Erna Fergusson was granted an Honorary Doctorate of Letters by the University of New Mexico in 1943. She was the first woman to receive this honor.
Fergusson was born on January 10, 1888 to Clara Mary Huning and Harvey Fergusson, part of a prominent family in Albuquerque. She lived in the La Glorieta historic hacienda in Albuquerque (now part of the Manzano Day School), but spent time at Castle Huning, her grandfather’s 700-acre grounds near Old Town. In 1897, Fergusson traveled with her father to Washington, D.C., where he served as a United States delegate.
After coming back to Albuquerque in 1899, Fergusson attended Central (Albuquerque) High School, graduating in 1906. While teaching for Albuquerque Public Schools, Fergusson completed a Bachelor’s Degree in Pedagogy at UNM in 1912 at age 24. Fergusson went on to obtain a Master’s Degree in History from Columbia University in 1913. Fergusson taught for a time at Chatham Hall in Virginia and then returned to Albuquerque where she continued to teach.
Life changed for Fergusson at the start of World War I when she began to work as the Home Service Secretary and State Supervisor for New Mexico. Fluent in Spanish, Fergusson traveled all over New Mexico by train, automobile, horseback, and on foot during 1918 and 1919; during this year, she visited remote areas of New Mexico where she assisted the families of soldiers.
At the end of the war, rather than return to teaching, Erna went to work as a reporter for The Albuquerque Herald. While in this position, she partnered in the "dude wrangling business" with Ethel Hickey, a former faculty member at the University of New Mexico. For five years, the women operated "Koshare Tours," guiding visitors to the Pueblos in New Mexico, and to the Navajo and Hopi reservations in New Mexico and Arizona. These experiences influenced Erna to begin a serious study of New Mexico's three cultures--Indian, Spanish, and Anglo--which would later be reflected in her writings.
Her travels and studies developed Erna's opinions on New Mexican culture, which she was not hesitant about expressing in a very straightforward manner. In a letter to Frank Driver Reeve in 1947 opposing racial intolerance at UNM, Erna writes that "sororities and fraternities are little snob factories and do make many lines seem sharper than necessary," while acknowledging that she does "talk wildly among friends."
In another example, a 1948 article in the New Mexico Quarterly discusses a 1947 crisis on the Navajo reservation and the relationship between Navajos and Anglos. She writes, "But the transcendent need -- especially in New Mexico and Arizona -- is for a public opinion, informed, fair-minded, both aware and ashamed that we have allowed this crisis to arise. For we, acting through our government, have denied these people the basic rights of our civilization -- education, health, a chance to make a living, and the vote. And in doing that, we have violated a solemn treaty."
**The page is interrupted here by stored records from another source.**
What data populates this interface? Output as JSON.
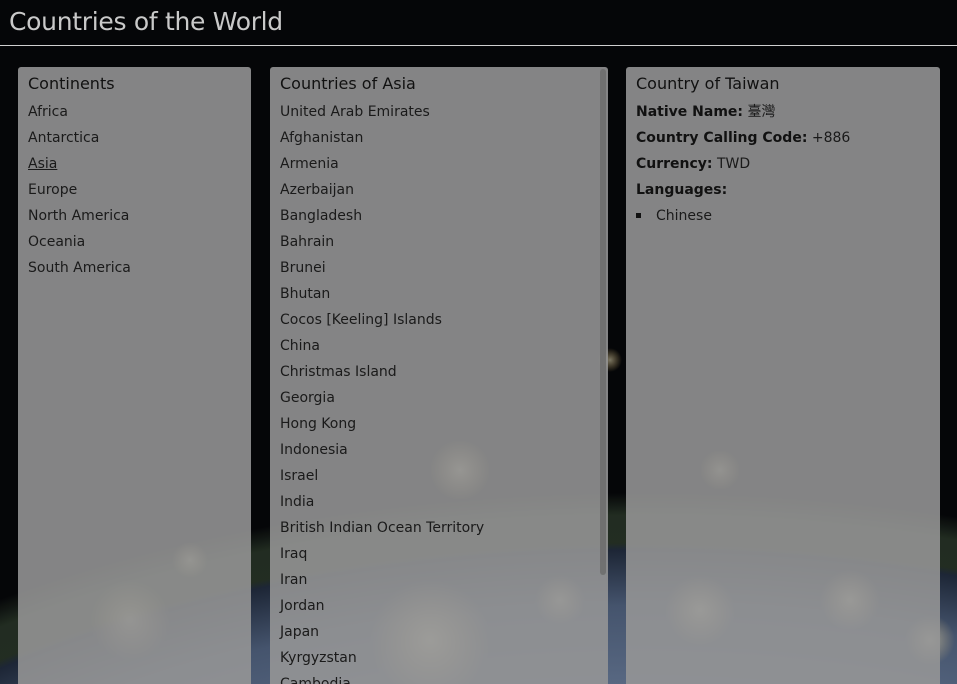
{
  "site": {
    "title": "Countries of the World"
  },
  "continents": {
    "heading": "Continents",
    "items": [
      "Africa",
      "Antarctica",
      "Asia",
      "Europe",
      "North America",
      "Oceania",
      "South America"
    ],
    "selected": "Asia"
  },
  "countries": {
    "heading": "Countries of Asia",
    "items": [
      "United Arab Emirates",
      "Afghanistan",
      "Armenia",
      "Azerbaijan",
      "Bangladesh",
      "Bahrain",
      "Brunei",
      "Bhutan",
      "Cocos [Keeling] Islands",
      "China",
      "Christmas Island",
      "Georgia",
      "Hong Kong",
      "Indonesia",
      "Israel",
      "India",
      "British Indian Ocean Territory",
      "Iraq",
      "Iran",
      "Jordan",
      "Japan",
      "Kyrgyzstan",
      "Cambodia"
    ]
  },
  "country": {
    "heading": "Country of Taiwan",
    "native_name_label": "Native Name:",
    "native_name": "臺灣",
    "calling_code_label": "Country Calling Code:",
    "calling_code": "+886",
    "currency_label": "Currency:",
    "currency": "TWD",
    "languages_label": "Languages:",
    "languages": [
      "Chinese"
    ]
  }
}
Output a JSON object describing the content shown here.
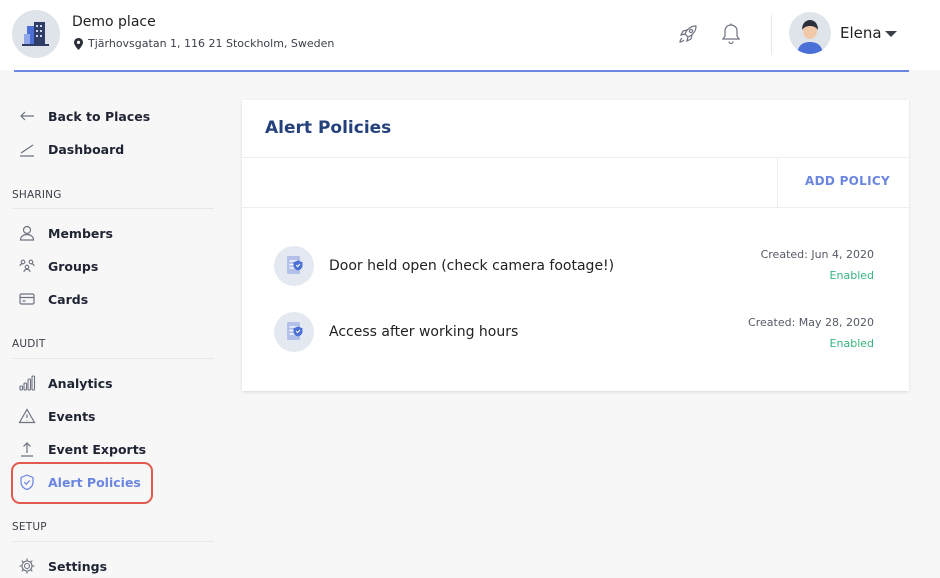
{
  "header": {
    "place_name": "Demo place",
    "place_address": "Tjärhovsgatan 1, 116 21 Stockholm, Sweden",
    "user_name": "Elena"
  },
  "sidebar": {
    "back": "Back to Places",
    "dashboard": "Dashboard",
    "sections": [
      {
        "label": "SHARING",
        "items": [
          "Members",
          "Groups",
          "Cards"
        ]
      },
      {
        "label": "AUDIT",
        "items": [
          "Analytics",
          "Events",
          "Event Exports",
          "Alert Policies"
        ]
      },
      {
        "label": "SETUP",
        "items": [
          "Settings"
        ]
      }
    ],
    "active_item": "Alert Policies"
  },
  "main": {
    "title": "Alert Policies",
    "add_button": "ADD POLICY",
    "policies": [
      {
        "name": "Door held open (check camera footage!)",
        "created": "Created: Jun 4, 2020",
        "status": "Enabled"
      },
      {
        "name": "Access after working hours",
        "created": "Created: May 28, 2020",
        "status": "Enabled"
      }
    ]
  },
  "colors": {
    "accent": "#6b86e0",
    "title": "#24417c",
    "enabled": "#36b37e",
    "highlight": "#e05a4d"
  }
}
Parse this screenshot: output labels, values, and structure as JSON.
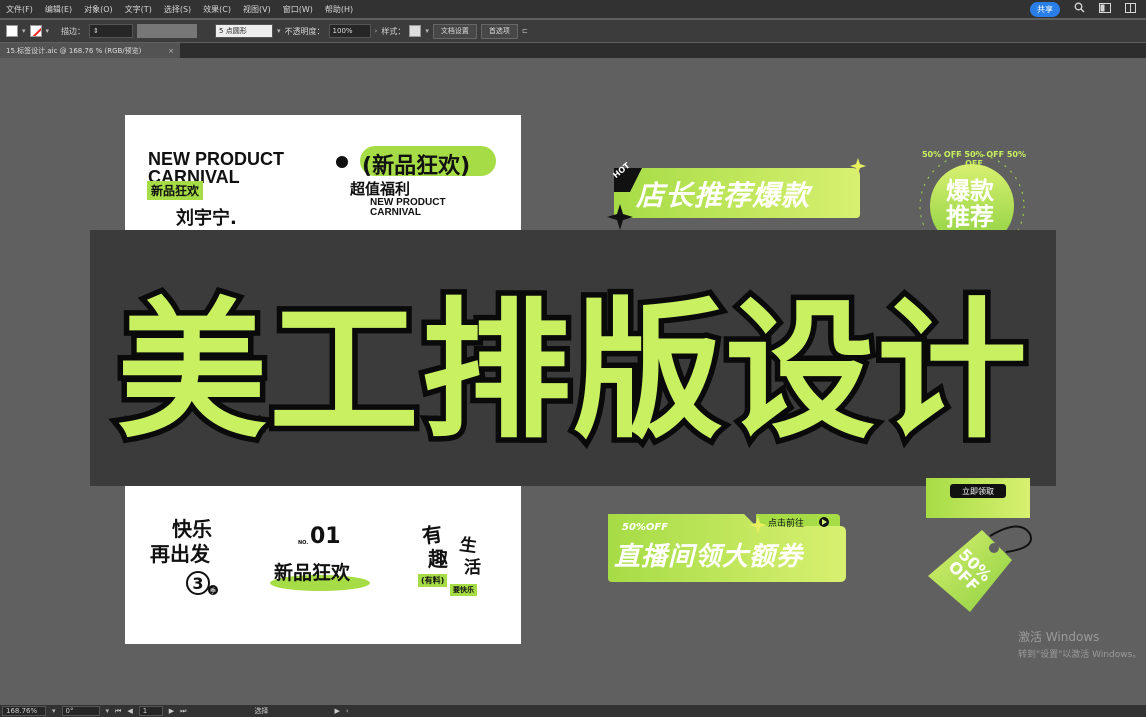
{
  "menubar": {
    "items": [
      "文件(F)",
      "编辑(E)",
      "对象(O)",
      "文字(T)",
      "选择(S)",
      "效果(C)",
      "视图(V)",
      "窗口(W)",
      "帮助(H)"
    ],
    "share": "共享"
  },
  "control": {
    "stroke_label": "描边：",
    "brush": "5 点圆形",
    "opacity_label": "不透明度：",
    "opacity": "100%",
    "style_label": "样式：",
    "doc_setup": "文档设置",
    "preferences": "首选项"
  },
  "tab": {
    "name": "15.标签设计.aic @ 168.76 % (RGB/预览)"
  },
  "title": "美工排版设计",
  "artwork": {
    "np_line1": "NEW PRODUCT",
    "np_line2": "CARNIVAL",
    "np_tag": "新品狂欢",
    "np_name": "刘宇宁.",
    "carnival_cn": "新品狂欢",
    "carnival_sub": "超值福利",
    "carnival_en1": "NEW PRODUCT",
    "carnival_en2": "CARNIVAL",
    "hot_badge": "HOT",
    "shop_banner": "店长推荐爆款",
    "circle_text": "爆款推荐",
    "circle_ring": "50% OFF 50% OFF 50% OFF",
    "claim_btn": "立即领取",
    "happy_l1": "快乐",
    "happy_l2": "再出发",
    "happy_num": "3",
    "happy_small": "季",
    "no_label": "NO.",
    "no_num": "01",
    "no_text": "新品狂欢",
    "fun_1": "有",
    "fun_2": "趣",
    "fun_3": "生",
    "fun_4": "活",
    "fun_tag": "(有料)",
    "fun_sub": "要快乐",
    "live_off": "50%OFF",
    "live_go": "点击前往",
    "live_main": "直播间领大额券",
    "tag_off1": "50%",
    "tag_off2": "OFF"
  },
  "status": {
    "zoom": "168.76%",
    "angle": "0°",
    "page": "1",
    "tool": "选择"
  },
  "watermark": {
    "line1": "激活 Windows",
    "line2": "转到\"设置\"以激活 Windows。"
  }
}
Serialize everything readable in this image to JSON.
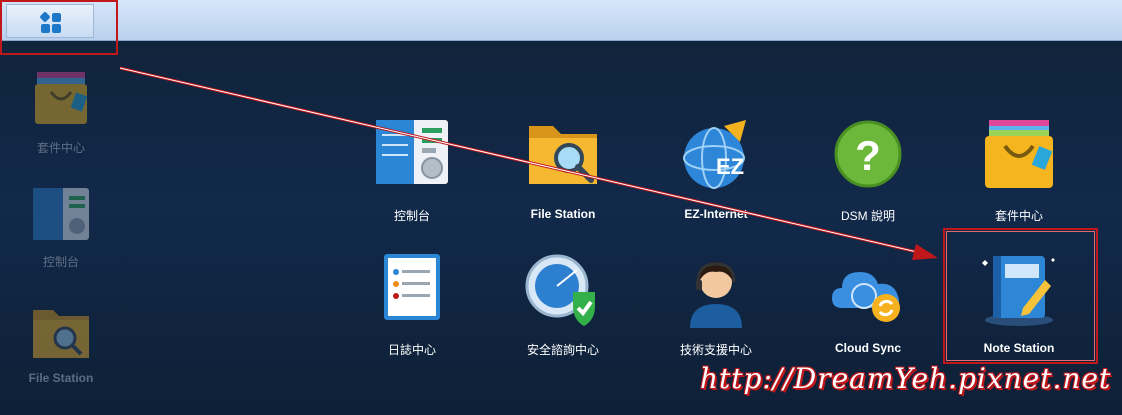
{
  "taskbar": {
    "main_menu_icon": "grid-icon"
  },
  "desktop": {
    "shortcuts": [
      {
        "label": "套件中心",
        "icon": "package-center-icon"
      },
      {
        "label": "控制台",
        "icon": "control-panel-icon"
      },
      {
        "label": "File Station",
        "icon": "file-station-icon"
      }
    ]
  },
  "main_menu": {
    "apps": [
      {
        "label": "控制台",
        "icon": "control-panel-icon"
      },
      {
        "label": "File Station",
        "icon": "file-station-icon"
      },
      {
        "label": "EZ-Internet",
        "icon": "ez-internet-icon"
      },
      {
        "label": "DSM 說明",
        "icon": "help-icon"
      },
      {
        "label": "套件中心",
        "icon": "package-center-icon"
      },
      {
        "label": "日誌中心",
        "icon": "log-center-icon"
      },
      {
        "label": "安全諮詢中心",
        "icon": "security-advisor-icon"
      },
      {
        "label": "技術支援中心",
        "icon": "support-center-icon"
      },
      {
        "label": "Cloud Sync",
        "icon": "cloud-sync-icon"
      },
      {
        "label": "Note Station",
        "icon": "note-station-icon"
      }
    ]
  },
  "watermark": "http://DreamYeh.pixnet.net",
  "colors": {
    "highlight": "#c0171b",
    "taskbar": "#c9dcf3",
    "desktop": "#12294a"
  }
}
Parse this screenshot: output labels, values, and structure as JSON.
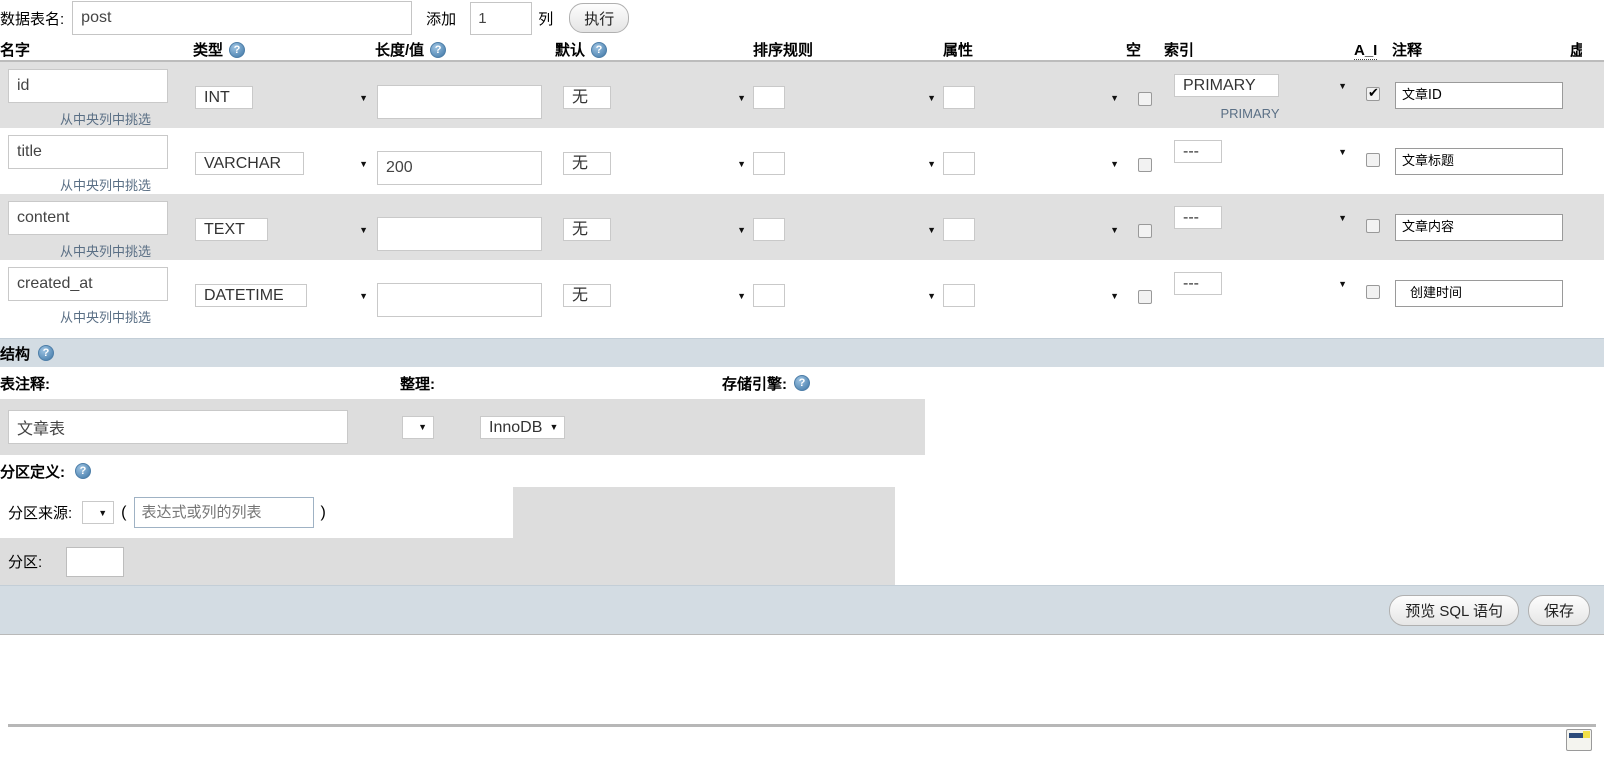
{
  "top": {
    "table_name_label": "数据表名:",
    "table_name_value": "post",
    "add_label": "添加",
    "add_count": "1",
    "columns_label": "列",
    "go_button": "执行"
  },
  "headers": {
    "name": "名字",
    "type": "类型",
    "length": "长度/值",
    "default": "默认",
    "collation": "排序规则",
    "attributes": "属性",
    "null": "空",
    "index": "索引",
    "auto_increment": "A_I",
    "comment": "注释",
    "virtuality": "虚"
  },
  "pick_from_central_label": "从中央列中挑选",
  "columns": [
    {
      "name": "id",
      "type": "INT",
      "length": "",
      "default": "无",
      "collation": "",
      "attributes": "",
      "null_checked": false,
      "index": "PRIMARY",
      "index_sub": "PRIMARY",
      "ai_checked": true,
      "comment": "文章ID"
    },
    {
      "name": "title",
      "type": "VARCHAR",
      "length": "200",
      "default": "无",
      "collation": "",
      "attributes": "",
      "null_checked": false,
      "index": "---",
      "index_sub": "",
      "ai_checked": false,
      "comment": "文章标题"
    },
    {
      "name": "content",
      "type": "TEXT",
      "length": "",
      "default": "无",
      "collation": "",
      "attributes": "",
      "null_checked": false,
      "index": "---",
      "index_sub": "",
      "ai_checked": false,
      "comment": "文章内容"
    },
    {
      "name": "created_at",
      "type": "DATETIME",
      "length": "",
      "default": "无",
      "collation": "",
      "attributes": "",
      "null_checked": false,
      "index": "---",
      "index_sub": "",
      "ai_checked": false,
      "comment": "创建时间"
    }
  ],
  "structure": {
    "section_title": "结构",
    "table_comment_label": "表注释:",
    "table_comment_value": "文章表",
    "collation_label": "整理:",
    "collation_value": "",
    "engine_label": "存储引擎:",
    "engine_value": "InnoDB"
  },
  "partition": {
    "title": "分区定义:",
    "source_label": "分区来源:",
    "source_value": "",
    "expression_placeholder": "表达式或列的列表",
    "paren_open": "(",
    "paren_close": ")",
    "partitions_label": "分区:",
    "partitions_value": ""
  },
  "footer": {
    "preview_sql": "预览 SQL 语句",
    "save": "保存"
  },
  "colors": {
    "alt_row": "#e0e0e0",
    "section_bar": "#d3dce3",
    "link": "#5a6f85",
    "panel_gray": "#dddddd"
  }
}
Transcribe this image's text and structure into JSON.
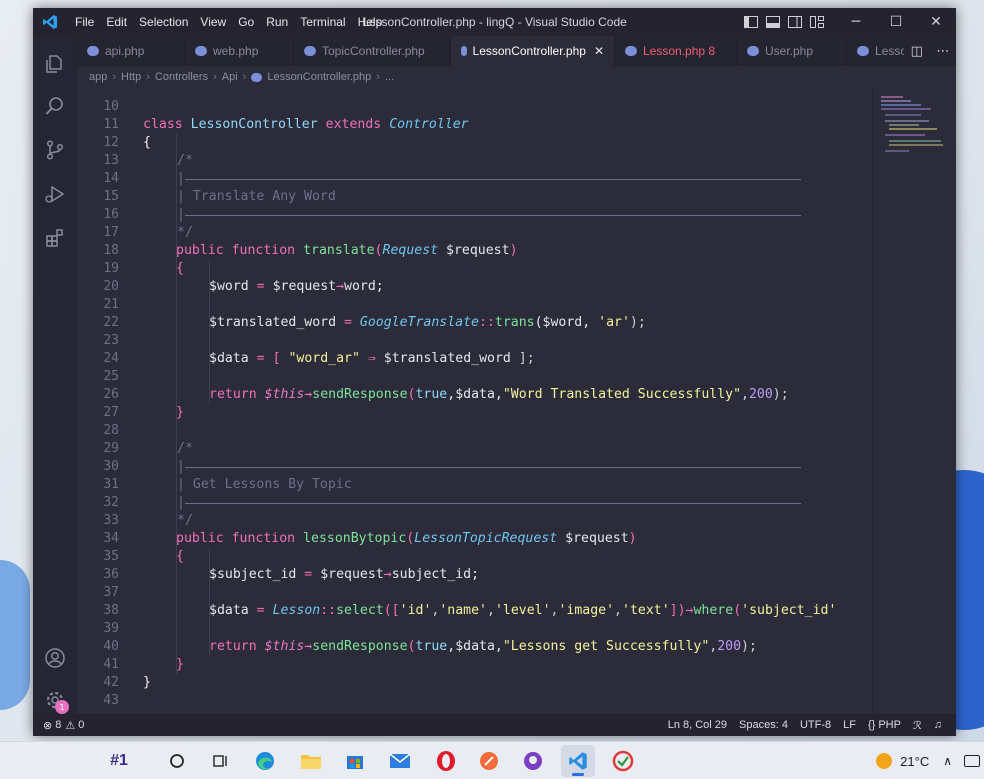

Erna's first book, Dancing Gods, was published in 1931. She went on to write many travel books and several histories, and she was a founding member of the Albuquerque Historical Society, established in 1942. While in her attitudes and her writing, Erna sometimes unquestioningly accepted the prejudices of her time and upperclass upbringing, David Remley writes of her, "It is to her credit that in this powerful position of influence, she was a responsible student and journalist. Although in many details her accounts suffer from the evanescence to which all journalism is a victim, her spirit, her sympathy, and her understanding of the psychological and economic problems of minorities facing an overwhelming and alien civilization are relevant today. In her best books she is a careful craftsman, and throughout her work runs that capacity for enlightened criticism necessary to the journalist who seeks to interpret his own broad cultural backgrounds to a mass audience."
Erna Fergusson Papers, Center for Southwest Research, University of New Mexico
Erna Fergusson Photograph Collection, Center for Southwest Research, University of New Mexico
Erna Fergusson, by David A. Remley (1969: Austin, TX)
Written by Pamela Herrington and Amy Winter